I know it’s still early days yet, but based on the fact that the President of the Ukraine could be sent packing and, apparently, enough opposition to his government could be mustered that those wanting to change the path of their country were successful, how does this real-life example impact the view that the United States government could never be overthrown? Would it be as simple as taking over Washington DC (as apparently it was sufficient to seize the government buildings in Kiev)? I know that the Ukraine hardly measures up the the U.S. in any measurable way, but we’ve seen overthrows aplenty in the last couple of years. Why are some people so certain it could never happen here, and why are some people so certain it would be no harder than the events of the last two weeks or so?
I ask because again, it seems that there is a never-ending battle between those who see the Right to keep and bear arms as a way of curtailing (or replacing) excessive government power with those who mock AR-15s against F-15s. The Ukrainian military might not be world-class, but certainly they could have crushed this rebellion/insurgency/freedom movement/coup if they wished…?
Well yes, of course, but there seems to be a growing belief (among certain segments) that no matter who gets elected, they don’t really have the best interests of the people at heart, as opposed to special insterest or their own power (not mutually exclusive).
When that belief reaches a majority view, does apathy set in, or does it lead to an overthrow as in Kiev? I remind you that the government of the Ukraine was elected (for any given set of “elected”, certainly, but still…)
As to the question about AR-15s earlier, some people think armed resistance is needed. I’m not certain that is the case, in fact it would seem that it would lead the military/police to HAVE to respond with force, if for no other reason than to protect themselves. That said, I seem to recall a fair amount of force exerted in Kiev on both sides, until the goverment broke and ran.
Well that brings the next point - is an overthrow such as we see in Ukraine only possible if the military stands aside, presumably because they have no love or desire to support the ruling party at the time? If the Ukrainian military had been loyal to the old Order, then this would have ended quickly and with a fair amount of bloodshed? Is this why 2nd Amendment supporters are so adamant (in many cases) that they must maintain their arms in case a tyrannical government comes to power that does have the support of some sizeable fraction of the national military? Maybe they couldn’t actually overcome the loyal armed forces of the Federal government, but if enough carnage and bloodshed were to make it into the global media, world opinion might force the hand of the government, one way or the other?
I find that a dubious proposition - I remember Tienanmen Square quite well, but I’m pretty sure not much changed there. Even in the Ukraine, there is plent of “outrage” to go around, plenty of tough talk, but there is nothing, realistically, that can be done to prevent Russia from calling all the shots.

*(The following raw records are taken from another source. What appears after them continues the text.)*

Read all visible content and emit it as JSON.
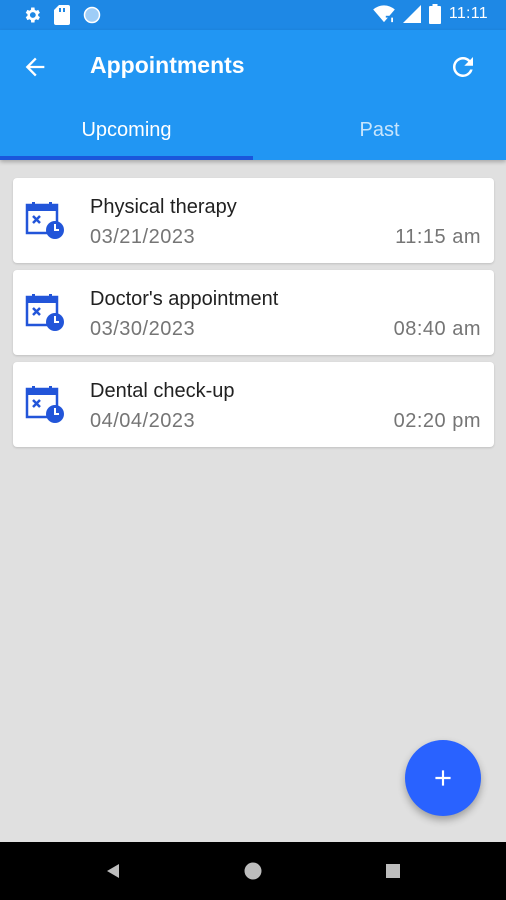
{
  "status_bar": {
    "time": "11:11",
    "icons": [
      "settings-icon",
      "sim-card-icon",
      "circle-icon",
      "wifi-icon",
      "signal-icon",
      "battery-icon"
    ]
  },
  "app_bar": {
    "title": "Appointments",
    "back_icon": "arrow-back-icon",
    "refresh_icon": "refresh-icon"
  },
  "tabs": [
    {
      "label": "Upcoming",
      "active": true
    },
    {
      "label": "Past",
      "active": false
    }
  ],
  "appointments": [
    {
      "title": "Physical therapy",
      "date": "03/21/2023",
      "time": "11:15 am",
      "icon": "calendar-clock-icon"
    },
    {
      "title": "Doctor's appointment",
      "date": "03/30/2023",
      "time": "08:40 am",
      "icon": "calendar-clock-icon"
    },
    {
      "title": "Dental check-up",
      "date": "04/04/2023",
      "time": "02:20 pm",
      "icon": "calendar-clock-icon"
    }
  ],
  "fab": {
    "icon": "plus-icon"
  },
  "nav_bar": {
    "icons": [
      "back-triangle-icon",
      "home-circle-icon",
      "recents-square-icon"
    ]
  },
  "colors": {
    "status_bar": "#1e88e5",
    "app_bar": "#2196f3",
    "tab_indicator": "#1a56db",
    "fab": "#2962ff",
    "background": "#e0e0e0"
  }
}
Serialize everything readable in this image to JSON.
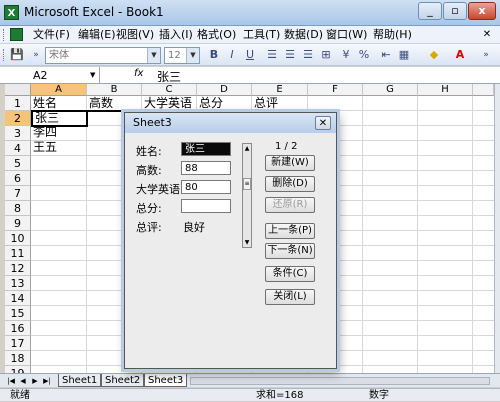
{
  "window": {
    "title": "Microsoft Excel - Book1",
    "app_icon": "excel-icon",
    "controls": {
      "minimize": "_",
      "restore": "▫",
      "close": "x"
    }
  },
  "menu": {
    "items": [
      "文件(F)",
      "编辑(E)",
      "视图(V)",
      "插入(I)",
      "格式(O)",
      "工具(T)",
      "数据(D)",
      "窗口(W)",
      "帮助(H)"
    ]
  },
  "toolbar": {
    "font": "宋体",
    "size": "12",
    "bold": "B",
    "italic": "I",
    "underline": "U",
    "percent": "%"
  },
  "formula": {
    "name_box": "A2",
    "fx": "fx",
    "content": "张三"
  },
  "grid": {
    "columns": [
      "A",
      "B",
      "C",
      "D",
      "E",
      "F",
      "G",
      "H"
    ],
    "rows": [
      "1",
      "2",
      "3",
      "4",
      "5",
      "6",
      "7",
      "8",
      "9",
      "10",
      "11",
      "12",
      "13",
      "14",
      "15",
      "16",
      "17",
      "18",
      "19"
    ],
    "row1": [
      "姓名",
      "高数",
      "大学英语",
      "总分",
      "总评"
    ],
    "a2": "张三",
    "a3": "李四",
    "a4": "王五"
  },
  "dialog": {
    "title": "Sheet3",
    "record": "1 / 2",
    "fields": [
      {
        "label": "姓名:",
        "value": "张三"
      },
      {
        "label": "高数:",
        "value": "88"
      },
      {
        "label": "大学英语:",
        "value": "80"
      },
      {
        "label": "总分:",
        "value": ""
      },
      {
        "label": "总评:",
        "value": "良好"
      }
    ],
    "buttons": {
      "new": "新建(W)",
      "delete": "删除(D)",
      "restore": "还原(R)",
      "prev": "上一条(P)",
      "next": "下一条(N)",
      "criteria": "条件(C)",
      "close": "关闭(L)"
    }
  },
  "sheets": {
    "tabs": [
      "Sheet1",
      "Sheet2",
      "Sheet3"
    ],
    "active": "Sheet3"
  },
  "status": {
    "ready": "就绪",
    "sum": "求和=168",
    "mode": "数字"
  }
}
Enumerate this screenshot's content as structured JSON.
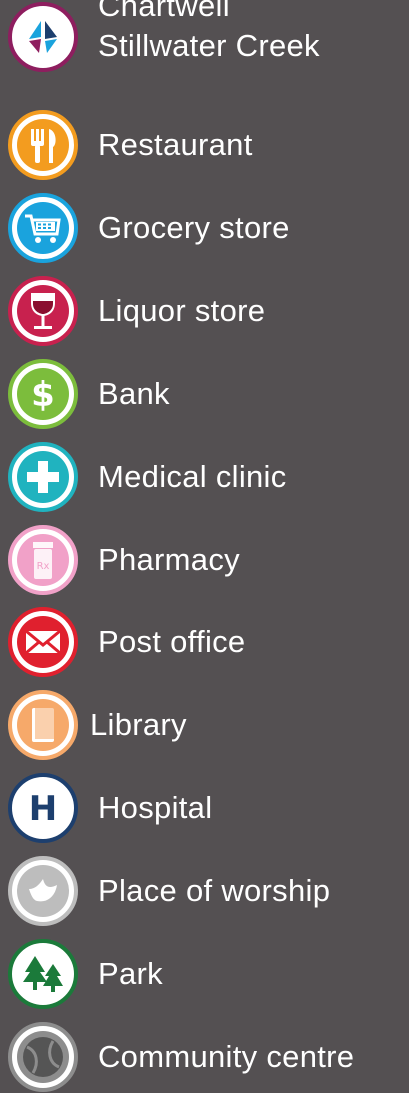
{
  "legend": {
    "items": [
      {
        "label": "Chartwell\nStillwater Creek",
        "icon": "chartwell-logo-icon",
        "color": "#8e1e5f"
      },
      {
        "label": "Restaurant",
        "icon": "fork-knife-icon",
        "color": "#f39c1f"
      },
      {
        "label": "Grocery store",
        "icon": "shopping-cart-icon",
        "color": "#1aa3dd"
      },
      {
        "label": "Liquor store",
        "icon": "wine-glass-icon",
        "color": "#c8214e"
      },
      {
        "label": "Bank",
        "icon": "dollar-icon",
        "color": "#7cbd3c"
      },
      {
        "label": "Medical clinic",
        "icon": "medical-cross-icon",
        "color": "#20b3bf"
      },
      {
        "label": "Pharmacy",
        "icon": "pill-bottle-icon",
        "color": "#f1a1c8"
      },
      {
        "label": "Post office",
        "icon": "envelope-icon",
        "color": "#e0202e"
      },
      {
        "label": "Library",
        "icon": "book-icon",
        "color": "#f6a96a"
      },
      {
        "label": "Hospital",
        "icon": "hospital-h-icon",
        "color": "#1d3f6e"
      },
      {
        "label": "Place of worship",
        "icon": "dove-icon",
        "color": "#bdbdbd"
      },
      {
        "label": "Park",
        "icon": "pine-trees-icon",
        "color": "#1b7a3a"
      },
      {
        "label": "Community centre",
        "icon": "tennis-ball-icon",
        "color": "#8d8d8d"
      }
    ]
  }
}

I’m reminded of the Praetorian Guard of the old Roman era - those who held the reins of power would do well to ensure that the military, and espeically their closest guardians, were on their side. Strange that it’s a lesson of history that so many seem to forget, if they ever knew it in the first place.
It could lead to either of those, depending on the circumstances and the strength of people’s feelings.
Or it could lead to a third option; a movement expressing that feeling of alienation offers itself as an electoral alternative, and wins power at the next election.
“World opinion” is less likely to be forced by an apparent civil war than by the sight of the army attacking peacable demonstrators.
Specifically in the US context, if second amendment supporters think that citizens’ militias exchanging fire with the US Marine Corps will mobilise “world opinion” against the US government, they are delusional. What “world opinion” will overwhelmingly see is the solidly-democratically-elected US government having to deal with a bunch of crazed Timothy McVeigh wannabes, a problem magnified out of all proportion by the US’s ludicrous second amendment.
But, in the end, world opinion is not what lead to a change of government. In the scenario you outline, loss of the support of the army and/or police is what does the trick. And they are likely to be happier to defend the government against an armed uprising than they are to massacre unarmed civilians. My sense is that in terms of driving a wedge between the government and the army, unarmed protest is likely to be more effective than armed resistance. (Although, of course, there is no guarantee that either will work.)
The issue is one of legitimacy and power. A government can only act through people, and if it loses popular legitimacy, it risks losing power because people cease to obey it.
In Ukraine, the government lost legitimacy to the extent that its orders for the army to crush protests were not obeyed. That was the death-knell.
Legitimacy need not be of the kind we appove of in the West, namely democratic legitimacy obtained from a genuine polling of the people’s will. A credible dictator can have legitimacy with the key people he needs - such as his soldiers - through his reputation for mastery, or military glory, or whatever.
That’s not a contrast, they did that in the Ukraine too. Whether they will be able to do that again is uncertain, with Russia occupying part of the country and a gang of fascists squatting over the rest.